Element data from apps and pages:

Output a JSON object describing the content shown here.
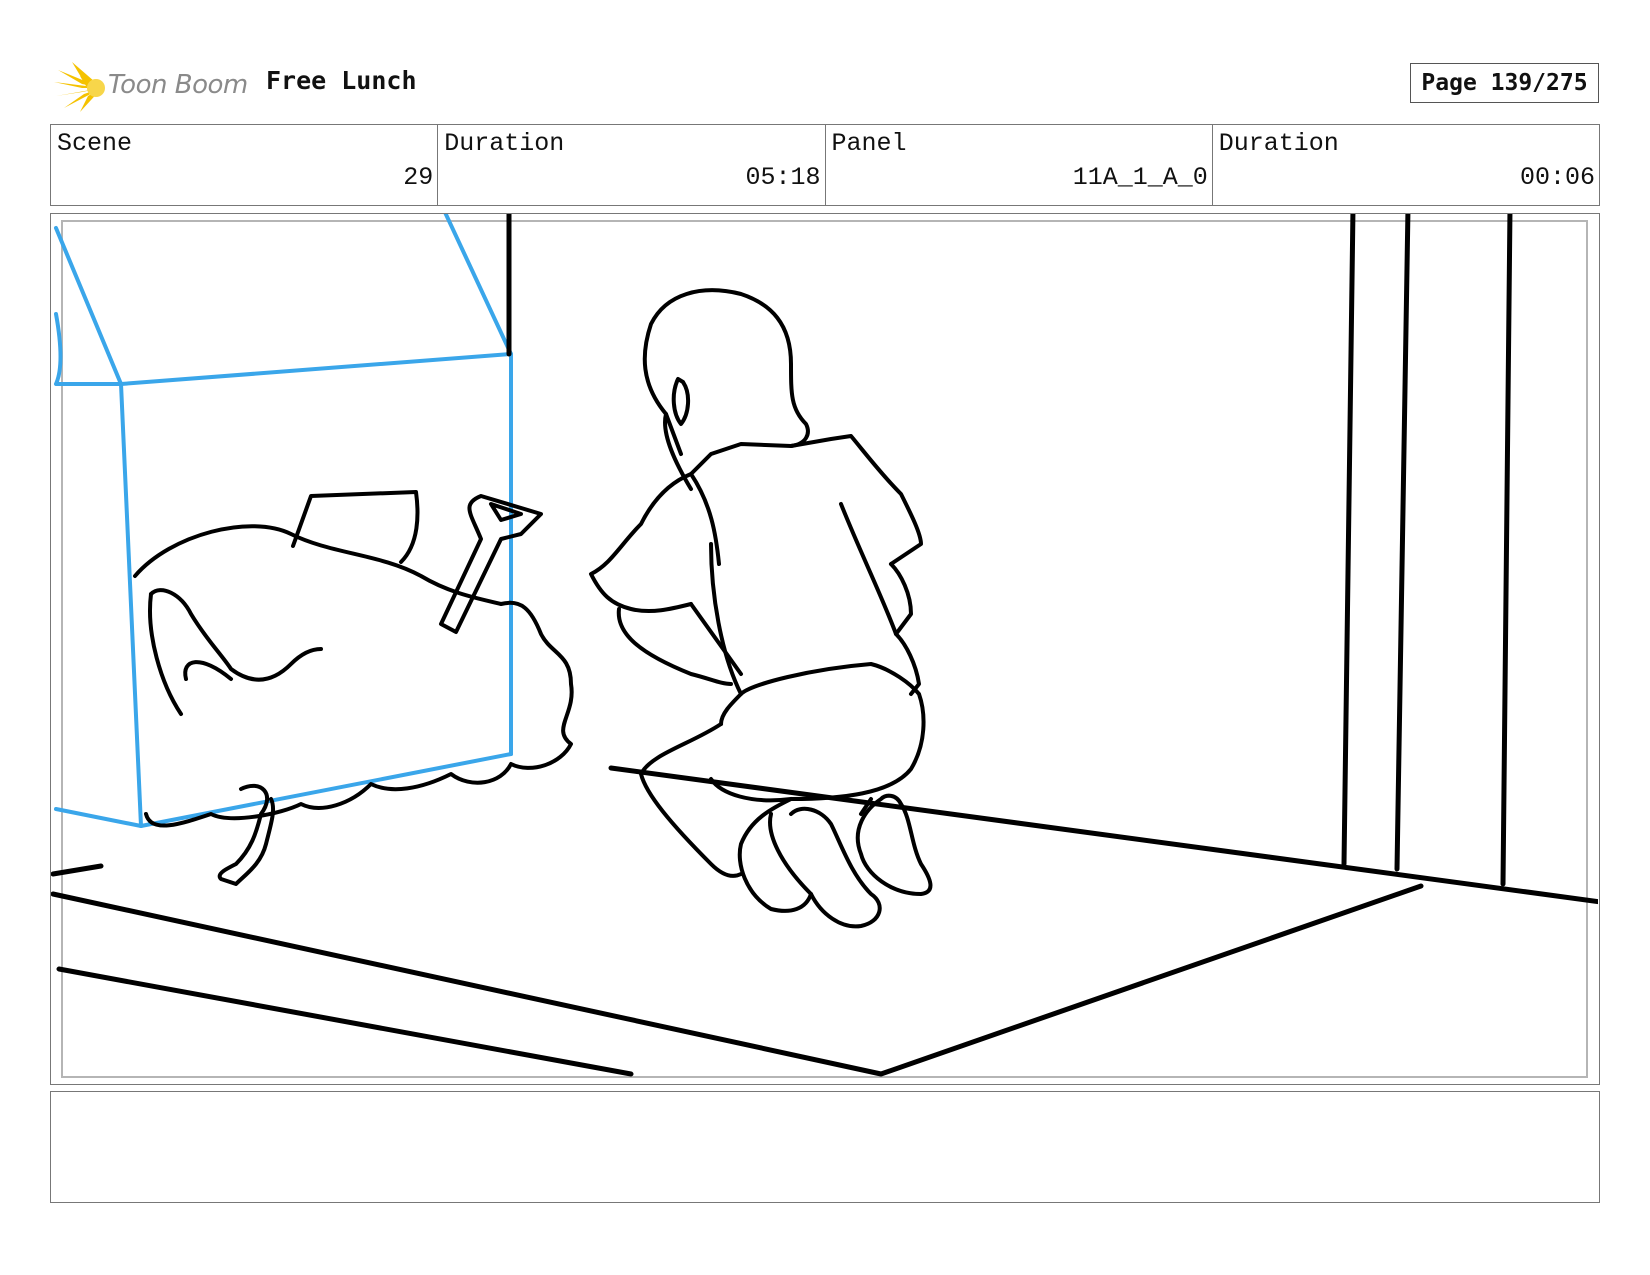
{
  "header": {
    "logo_text": "Toon Boom",
    "project_title": "Free Lunch",
    "page_label": "Page 139/275"
  },
  "info": {
    "scene_label": "Scene",
    "scene_value": "29",
    "scene_duration_label": "Duration",
    "scene_duration_value": "05:18",
    "panel_label": "Panel",
    "panel_value": "11A_1_A_0",
    "panel_duration_label": "Duration",
    "panel_duration_value": "00:06"
  },
  "colors": {
    "logo_accent": "#f5c200",
    "guide_blue": "#3aa6ea",
    "ink": "#000000"
  },
  "notes": ""
}
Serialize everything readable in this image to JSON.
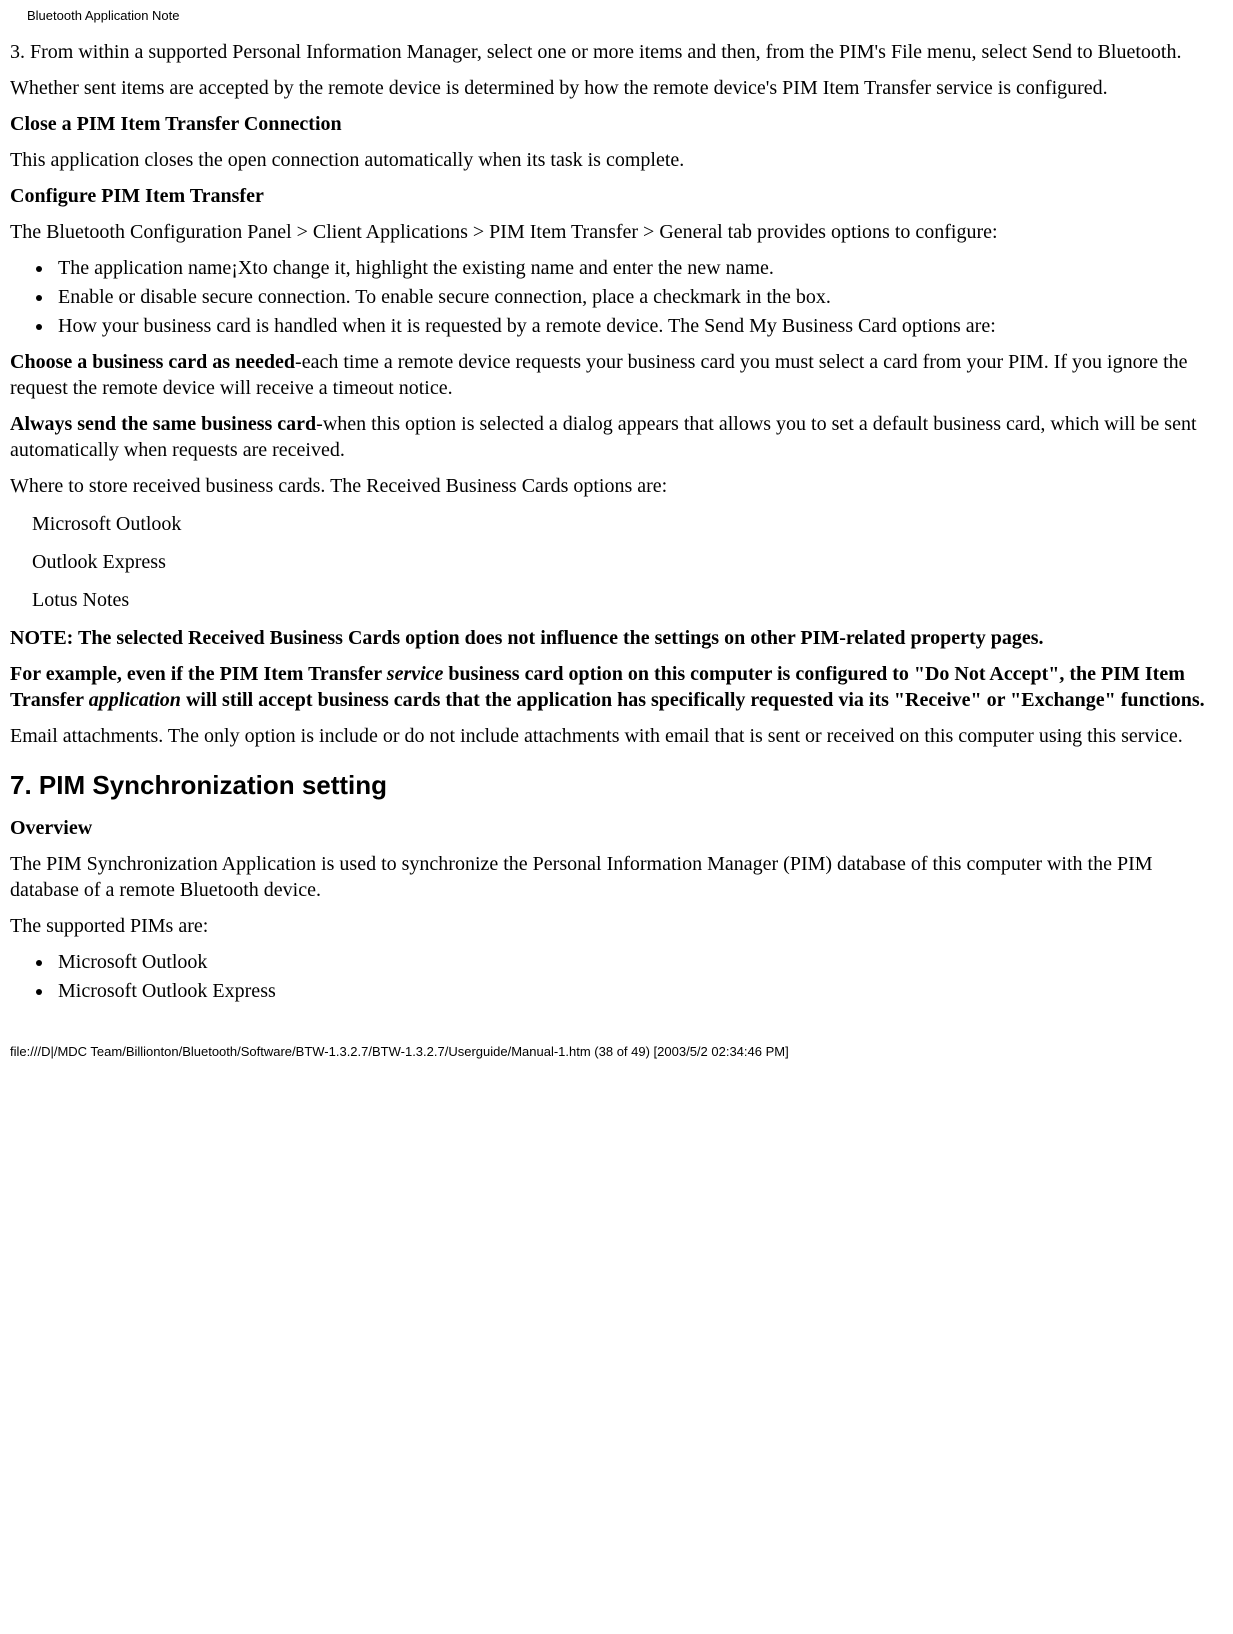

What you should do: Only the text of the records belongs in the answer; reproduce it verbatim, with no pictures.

Task answer:
Output a JSON object describing the content shown here.
{
  "header": {
    "logo_text": "Toon Boom",
    "project_title": "Free Lunch",
    "page_label": "Page 139/275"
  },
  "info": {
    "scene_label": "Scene",
    "scene_value": "29",
    "scene_duration_label": "Duration",
    "scene_duration_value": "05:18",
    "panel_label": "Panel",
    "panel_value": "11A_1_A_0",
    "panel_duration_label": "Duration",
    "panel_duration_value": "00:06"
  },
  "colors": {
    "logo_accent": "#f5c200",
    "guide_blue": "#3aa6ea",
    "ink": "#000000"
  },
  "notes": ""
}
Serialize everything readable in this image to JSON.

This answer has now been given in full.